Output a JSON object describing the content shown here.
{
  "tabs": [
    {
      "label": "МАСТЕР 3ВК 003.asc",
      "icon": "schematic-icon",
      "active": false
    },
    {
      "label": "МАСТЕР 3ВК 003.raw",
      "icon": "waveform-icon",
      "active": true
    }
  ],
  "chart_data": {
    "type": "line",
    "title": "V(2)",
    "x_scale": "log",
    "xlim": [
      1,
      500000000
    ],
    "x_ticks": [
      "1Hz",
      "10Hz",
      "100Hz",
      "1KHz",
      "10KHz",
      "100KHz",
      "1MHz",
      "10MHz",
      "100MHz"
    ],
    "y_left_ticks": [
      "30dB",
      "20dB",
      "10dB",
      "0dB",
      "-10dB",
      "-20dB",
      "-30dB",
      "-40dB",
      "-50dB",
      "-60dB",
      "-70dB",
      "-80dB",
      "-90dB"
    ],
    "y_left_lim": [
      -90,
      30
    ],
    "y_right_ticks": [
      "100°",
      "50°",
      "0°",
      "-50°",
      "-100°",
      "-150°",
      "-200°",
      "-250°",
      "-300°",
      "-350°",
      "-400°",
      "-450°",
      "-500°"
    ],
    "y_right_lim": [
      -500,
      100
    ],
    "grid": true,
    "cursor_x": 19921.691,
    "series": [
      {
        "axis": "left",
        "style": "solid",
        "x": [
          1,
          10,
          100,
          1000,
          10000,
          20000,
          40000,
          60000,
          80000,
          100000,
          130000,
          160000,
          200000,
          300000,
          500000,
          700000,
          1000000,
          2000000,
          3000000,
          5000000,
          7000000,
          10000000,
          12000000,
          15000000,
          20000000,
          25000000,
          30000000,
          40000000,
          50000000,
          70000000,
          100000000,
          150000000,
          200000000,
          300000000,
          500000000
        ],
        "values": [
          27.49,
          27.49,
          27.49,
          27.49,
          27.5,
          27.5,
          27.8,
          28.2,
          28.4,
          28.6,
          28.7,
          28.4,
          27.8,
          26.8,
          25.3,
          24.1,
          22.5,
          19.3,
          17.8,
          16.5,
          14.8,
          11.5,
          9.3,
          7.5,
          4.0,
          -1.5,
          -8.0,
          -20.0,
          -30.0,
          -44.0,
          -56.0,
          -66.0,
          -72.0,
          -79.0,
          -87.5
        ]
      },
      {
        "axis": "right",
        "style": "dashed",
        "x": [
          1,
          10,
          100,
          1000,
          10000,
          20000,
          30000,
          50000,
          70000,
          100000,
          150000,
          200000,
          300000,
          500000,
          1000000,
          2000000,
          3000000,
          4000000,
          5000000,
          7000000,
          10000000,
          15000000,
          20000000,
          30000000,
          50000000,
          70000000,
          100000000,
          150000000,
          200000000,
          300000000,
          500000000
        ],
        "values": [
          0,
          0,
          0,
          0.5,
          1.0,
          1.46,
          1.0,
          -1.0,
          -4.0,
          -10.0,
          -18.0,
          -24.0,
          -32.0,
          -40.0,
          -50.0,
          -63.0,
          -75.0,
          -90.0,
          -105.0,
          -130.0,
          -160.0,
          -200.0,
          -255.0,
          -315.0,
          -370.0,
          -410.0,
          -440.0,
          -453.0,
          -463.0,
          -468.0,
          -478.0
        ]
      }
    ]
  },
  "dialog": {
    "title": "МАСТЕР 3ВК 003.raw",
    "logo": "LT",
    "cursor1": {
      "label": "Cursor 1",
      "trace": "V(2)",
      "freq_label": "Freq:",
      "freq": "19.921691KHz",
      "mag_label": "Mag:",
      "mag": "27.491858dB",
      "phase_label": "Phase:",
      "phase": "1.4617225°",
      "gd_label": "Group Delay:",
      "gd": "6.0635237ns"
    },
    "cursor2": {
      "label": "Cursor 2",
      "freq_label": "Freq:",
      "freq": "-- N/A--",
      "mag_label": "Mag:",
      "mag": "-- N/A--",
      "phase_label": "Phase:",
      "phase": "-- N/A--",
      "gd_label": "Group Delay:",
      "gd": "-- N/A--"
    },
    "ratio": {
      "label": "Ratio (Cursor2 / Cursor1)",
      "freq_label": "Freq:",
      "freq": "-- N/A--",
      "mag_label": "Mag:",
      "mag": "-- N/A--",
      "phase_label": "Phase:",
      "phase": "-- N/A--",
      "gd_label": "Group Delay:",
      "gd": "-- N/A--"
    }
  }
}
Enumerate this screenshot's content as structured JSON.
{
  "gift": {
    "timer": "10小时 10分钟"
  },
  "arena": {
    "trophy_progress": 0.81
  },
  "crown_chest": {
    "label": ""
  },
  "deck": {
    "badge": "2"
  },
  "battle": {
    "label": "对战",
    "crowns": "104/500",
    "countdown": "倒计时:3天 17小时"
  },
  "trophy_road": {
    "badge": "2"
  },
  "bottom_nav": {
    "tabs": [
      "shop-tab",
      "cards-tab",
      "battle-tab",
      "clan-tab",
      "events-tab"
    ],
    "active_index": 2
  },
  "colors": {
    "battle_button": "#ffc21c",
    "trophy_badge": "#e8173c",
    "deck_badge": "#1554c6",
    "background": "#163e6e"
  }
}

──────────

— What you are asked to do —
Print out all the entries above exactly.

— Answer for this exercise —
Output a JSON object describing the content shown here.
{
  "tabs": [
    {
      "label": "МАСТЕР 3ВК 003.asc",
      "icon": "schematic-icon",
      "active": false
    },
    {
      "label": "МАСТЕР 3ВК 003.raw",
      "icon": "waveform-icon",
      "active": true
    }
  ],
  "chart_data": {
    "type": "line",
    "title": "V(2)",
    "x_scale": "log",
    "xlim": [
      1,
      500000000
    ],
    "x_ticks": [
      "1Hz",
      "10Hz",
      "100Hz",
      "1KHz",
      "10KHz",
      "100KHz",
      "1MHz",
      "10MHz",
      "100MHz"
    ],
    "y_left_ticks": [
      "30dB",
      "20dB",
      "10dB",
      "0dB",
      "-10dB",
      "-20dB",
      "-30dB",
      "-40dB",
      "-50dB",
      "-60dB",
      "-70dB",
      "-80dB",
      "-90dB"
    ],
    "y_left_lim": [
      -90,
      30
    ],
    "y_right_ticks": [
      "100°",
      "50°",
      "0°",
      "-50°",
      "-100°",
      "-150°",
      "-200°",
      "-250°",
      "-300°",
      "-350°",
      "-400°",
      "-450°",
      "-500°"
    ],
    "y_right_lim": [
      -500,
      100
    ],
    "grid": true,
    "cursor_x": 19921.691,
    "series": [
      {
        "axis": "left",
        "style": "solid",
        "x": [
          1,
          10,
          100,
          1000,
          10000,
          20000,
          40000,
          60000,
          80000,
          100000,
          130000,
          160000,
          200000,
          300000,
          500000,
          700000,
          1000000,
          2000000,
          3000000,
          5000000,
          7000000,
          10000000,
          12000000,
          15000000,
          20000000,
          25000000,
          30000000,
          40000000,
          50000000,
          70000000,
          100000000,
          150000000,
          200000000,
          300000000,
          500000000
        ],
        "values": [
          27.49,
          27.49,
          27.49,
          27.49,
          27.5,
          27.5,
          27.8,
          28.2,
          28.4,
          28.6,
          28.7,
          28.4,
          27.8,
          26.8,
          25.3,
          24.1,
          22.5,
          19.3,
          17.8,
          16.5,
          14.8,
          11.5,
          9.3,
          7.5,
          4.0,
          -1.5,
          -8.0,
          -20.0,
          -30.0,
          -44.0,
          -56.0,
          -66.0,
          -72.0,
          -79.0,
          -87.5
        ]
      },
      {
        "axis": "right",
        "style": "dashed",
        "x": [
          1,
          10,
          100,
          1000,
          10000,
          20000,
          30000,
          50000,
          70000,
          100000,
          150000,
          200000,
          300000,
          500000,
          1000000,
          2000000,
          3000000,
          4000000,
          5000000,
          7000000,
          10000000,
          15000000,
          20000000,
          30000000,
          50000000,
          70000000,
          100000000,
          150000000,
          200000000,
          300000000,
          500000000
        ],
        "values": [
          0,
          0,
          0,
          0.5,
          1.0,
          1.46,
          1.0,
          -1.0,
          -4.0,
          -10.0,
          -18.0,
          -24.0,
          -32.0,
          -40.0,
          -50.0,
          -63.0,
          -75.0,
          -90.0,
          -105.0,
          -130.0,
          -160.0,
          -200.0,
          -255.0,
          -315.0,
          -370.0,
          -410.0,
          -440.0,
          -453.0,
          -463.0,
          -468.0,
          -478.0
        ]
      }
    ]
  },
  "dialog": {
    "title": "МАСТЕР 3ВК 003.raw",
    "logo": "LT",
    "cursor1": {
      "label": "Cursor 1",
      "trace": "V(2)",
      "freq_label": "Freq:",
      "freq": "19.921691KHz",
      "mag_label": "Mag:",
      "mag": "27.491858dB",
      "phase_label": "Phase:",
      "phase": "1.4617225°",
      "gd_label": "Group Delay:",
      "gd": "6.0635237ns"
    },
    "cursor2": {
      "label": "Cursor 2",
      "freq_label": "Freq:",
      "freq": "-- N/A--",
      "mag_label": "Mag:",
      "mag": "-- N/A--",
      "phase_label": "Phase:",
      "phase": "-- N/A--",
      "gd_label": "Group Delay:",
      "gd": "-- N/A--"
    },
    "ratio": {
      "label": "Ratio (Cursor2 / Cursor1)",
      "freq_label": "Freq:",
      "freq": "-- N/A--",
      "mag_label": "Mag:",
      "mag": "-- N/A--",
      "phase_label": "Phase:",
      "phase": "-- N/A--",
      "gd_label": "Group Delay:",
      "gd": "-- N/A--"
    }
  }
}
Enumerate this screenshot's content as structured JSON.
{
  "gift": {
    "timer": "10小时 10分钟"
  },
  "arena": {
    "trophy_progress": 0.81
  },
  "crown_chest": {
    "label": ""
  },
  "deck": {
    "badge": "2"
  },
  "battle": {
    "label": "对战",
    "crowns": "104/500",
    "countdown": "倒计时:3天 17小时"
  },
  "trophy_road": {
    "badge": "2"
  },
  "bottom_nav": {
    "tabs": [
      "shop-tab",
      "cards-tab",
      "battle-tab",
      "clan-tab",
      "events-tab"
    ],
    "active_index": 2
  },
  "colors": {
    "battle_button": "#ffc21c",
    "trophy_badge": "#e8173c",
    "deck_badge": "#1554c6",
    "background": "#163e6e"
  }
}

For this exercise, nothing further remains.